What the task requires:
Omitting every picture, output the records below exactly, please.

Records to use:
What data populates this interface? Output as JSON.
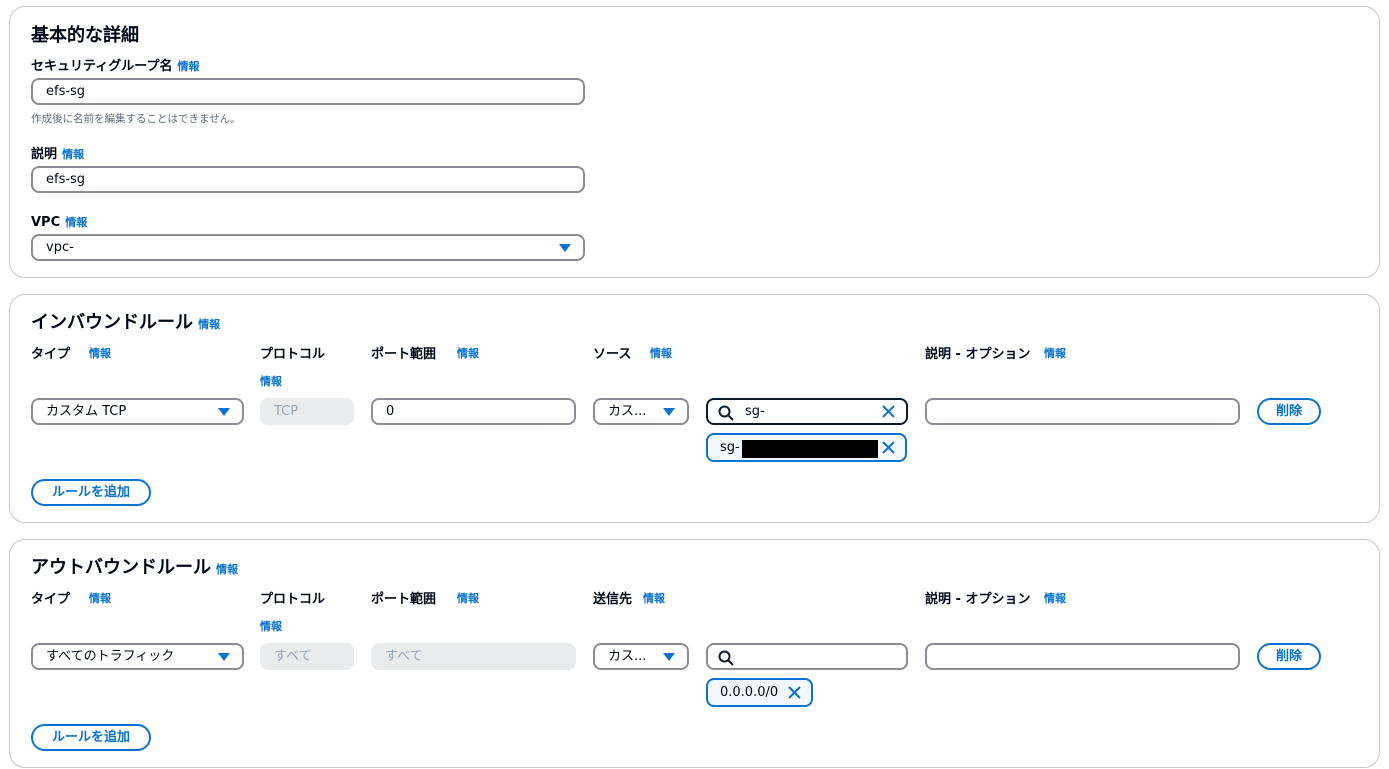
{
  "basic": {
    "title": "基本的な詳細",
    "name_label": "セキュリティグループ名",
    "info": "情報",
    "name_value": "efs-sg",
    "name_hint": "作成後に名前を編集することはできません。",
    "desc_label": "説明",
    "desc_value": "efs-sg",
    "vpc_label": "VPC",
    "vpc_value": "vpc-"
  },
  "inbound": {
    "title": "インバウンドルール",
    "info": "情報",
    "col_type": "タイプ",
    "col_protocol": "プロトコル",
    "col_port": "ポート範囲",
    "col_source": "ソース",
    "col_desc": "説明 - オプション",
    "type_value": "カスタム TCP",
    "protocol_value": "TCP",
    "port_value": "0",
    "source_select": "カス...",
    "search_value": "sg-",
    "token_label": "sg-",
    "delete_label": "削除",
    "add_rule_label": "ルールを追加"
  },
  "outbound": {
    "title": "アウトバウンドルール",
    "info": "情報",
    "col_type": "タイプ",
    "col_protocol": "プロトコル",
    "col_port": "ポート範囲",
    "col_dest": "送信先",
    "col_desc": "説明 - オプション",
    "type_value": "すべてのトラフィック",
    "protocol_value": "すべて",
    "port_value": "すべて",
    "dest_select": "カス...",
    "search_value": "",
    "token_label": "0.0.0.0/0",
    "delete_label": "削除",
    "add_rule_label": "ルールを追加"
  },
  "colors": {
    "accent": "#0972d3",
    "text": "#000716",
    "border": "#8c8c94",
    "disabled_bg": "#e9ebed"
  },
  "icons": [
    "caret-down-icon",
    "search-icon",
    "close-icon"
  ]
}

Reply:
What data populates this interface? Output as JSON.
{
  "basic": {
    "title": "基本的な詳細",
    "name_label": "セキュリティグループ名",
    "info": "情報",
    "name_value": "efs-sg",
    "name_hint": "作成後に名前を編集することはできません。",
    "desc_label": "説明",
    "desc_value": "efs-sg",
    "vpc_label": "VPC",
    "vpc_value": "vpc-"
  },
  "inbound": {
    "title": "インバウンドルール",
    "info": "情報",
    "col_type": "タイプ",
    "col_protocol": "プロトコル",
    "col_port": "ポート範囲",
    "col_source": "ソース",
    "col_desc": "説明 - オプション",
    "type_value": "カスタム TCP",
    "protocol_value": "TCP",
    "port_value": "0",
    "source_select": "カス...",
    "search_value": "sg-",
    "token_label": "sg-",
    "delete_label": "削除",
    "add_rule_label": "ルールを追加"
  },
  "outbound": {
    "title": "アウトバウンドルール",
    "info": "情報",
    "col_type": "タイプ",
    "col_protocol": "プロトコル",
    "col_port": "ポート範囲",
    "col_dest": "送信先",
    "col_desc": "説明 - オプション",
    "type_value": "すべてのトラフィック",
    "protocol_value": "すべて",
    "port_value": "すべて",
    "dest_select": "カス...",
    "search_value": "",
    "token_label": "0.0.0.0/0",
    "delete_label": "削除",
    "add_rule_label": "ルールを追加"
  },
  "colors": {
    "accent": "#0972d3",
    "text": "#000716",
    "border": "#8c8c94",
    "disabled_bg": "#e9ebed"
  },
  "icons": [
    "caret-down-icon",
    "search-icon",
    "close-icon"
  ]
}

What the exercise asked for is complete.